Probably a romantic and sentimental one who wants to eventually become more than just a tourist in Italy, who wants to become more involved in the community and the culture. We still don’t plan to come to Italy for more than a few months a year, at least not while we are still working in the summers. Our emotional and financial ties to Gig Harbor and our family are too strong for us to pack up and move to Italy, but the idea of having a place to call home in Italy is also very compelling. We resisted this urge successfully for four years and one month, but in the past couple of weeks, we weakened and now have completely given in.
|This shows via Roma, Montecarlo's main street, from the fortress. The house we want is at the end on the right, just before the Porta Nuova, which can be seen at the end of the street.|
We have been living instead in San Salvatore, at the base of the hill, because it is easier to ride our bikes on the flat terrain, and the train station is there. We also wanted to meet my Seghieri relatives on via Mattonaia and find out how I am related to them, which we have done.

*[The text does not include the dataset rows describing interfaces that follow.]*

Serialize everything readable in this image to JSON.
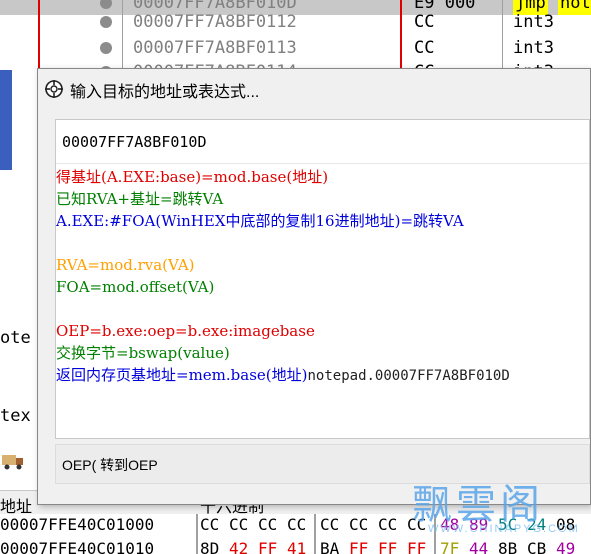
{
  "background": {
    "disasm_rows": [
      {
        "address": "00007FF7A8BF010D",
        "bytes": "E9 000",
        "instr": "jmp",
        "extra": "not",
        "selected": true
      },
      {
        "address": "00007FF7A8BF0112",
        "bytes": "CC",
        "instr": "int3",
        "selected": false
      },
      {
        "address": "00007FF7A8BF0113",
        "bytes": "CC",
        "instr": "int3",
        "selected": false
      },
      {
        "address": "00007FF7A8BF0114",
        "bytes": "CC",
        "instr": "int3",
        "selected": false
      }
    ],
    "side_text": {
      "a": "ote",
      "b": "tex"
    },
    "hex_header": {
      "address_col": "地址",
      "hex_col": "十六进制"
    },
    "hex_rows": [
      {
        "address": "00007FFE40C01000",
        "bytes": [
          "CC",
          "CC",
          "CC",
          "CC",
          "CC",
          "CC",
          "CC",
          "CC",
          "48",
          "89",
          "5C",
          "24",
          "08"
        ]
      },
      {
        "address": "00007FFE40C01010",
        "bytes": [
          "8D",
          "42",
          "FF",
          "41",
          "BA",
          "FF",
          "FF",
          "FF",
          "7F",
          "44",
          "8B",
          "CB",
          "49"
        ]
      }
    ]
  },
  "dialog": {
    "title": "输入目标的地址或表达式...",
    "input_value": "00007FF7A8BF010D",
    "help": {
      "line1": "得基址(A.EXE:base)=mod.base(地址)",
      "line2": "已知RVA+基址=跳转VA",
      "line3": "A.EXE:#FOA(WinHEX中底部的复制16进制地址)=跳转VA",
      "line4": "RVA=mod.rva(VA)",
      "line5": "FOA=mod.offset(VA)",
      "line6": "OEP=b.exe:oep=b.exe:imagebase",
      "line7": "交换字节=bswap(value)",
      "line8": "返回内存页基地址=mem.base(地址)",
      "line8_suffix": "notepad.00007FF7A8BF010D"
    },
    "footer": "OEP( 转到OEP"
  },
  "watermark": {
    "title": "飘雲阁",
    "url": "WWW.CHINAPYG.COM"
  },
  "colors": {
    "red": "#e00000",
    "green": "#008000",
    "blue": "#0000dd",
    "orange": "#ffa000",
    "watermark": "#5aa6ea"
  }
}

The moment I suggested that we should start looking at homes in Montecarlo, Lucy jumped on the computer and spent several hours searching for homes that met our criteria and price range. She found four and sent the real estate agents our names and phone numbers, and we have since looked at four houses within the city walls and one just outside. We will see two more on Monday. However, the very first one we looked at we have fallen for hard; it is head and shoulders above the others.
It is an apartment on the top story of a three-level house located on the main street, via Roma. Montecarlo really has only about five streets, and that’s being generous.
|Porta Nuova viewed from one of the bedroom windows.|
The apartment has two bedrooms, one bathroom, a living room and a kitchen/dining room.
|View from the terazza just before dusk.|
So now we are looking into selling a rental house we have in Gig Harbor, and we are hoping to work out a deal with the current renter, who has shown some interest. If he doesn’t want it, we will list it and make an offer on the Italy house conditional on the sale of our Gig Harbor house.
If all goes well, when we come back to Italy next winter, we will be home owners in Montecarlo instead of renting an apartment in San Salvatore. It’s exciting, but still a frightening thought, because I am pretty conservative when it comes to personal finances. On paper, renting may make more sense than buying. But we don’t live our lives on paper.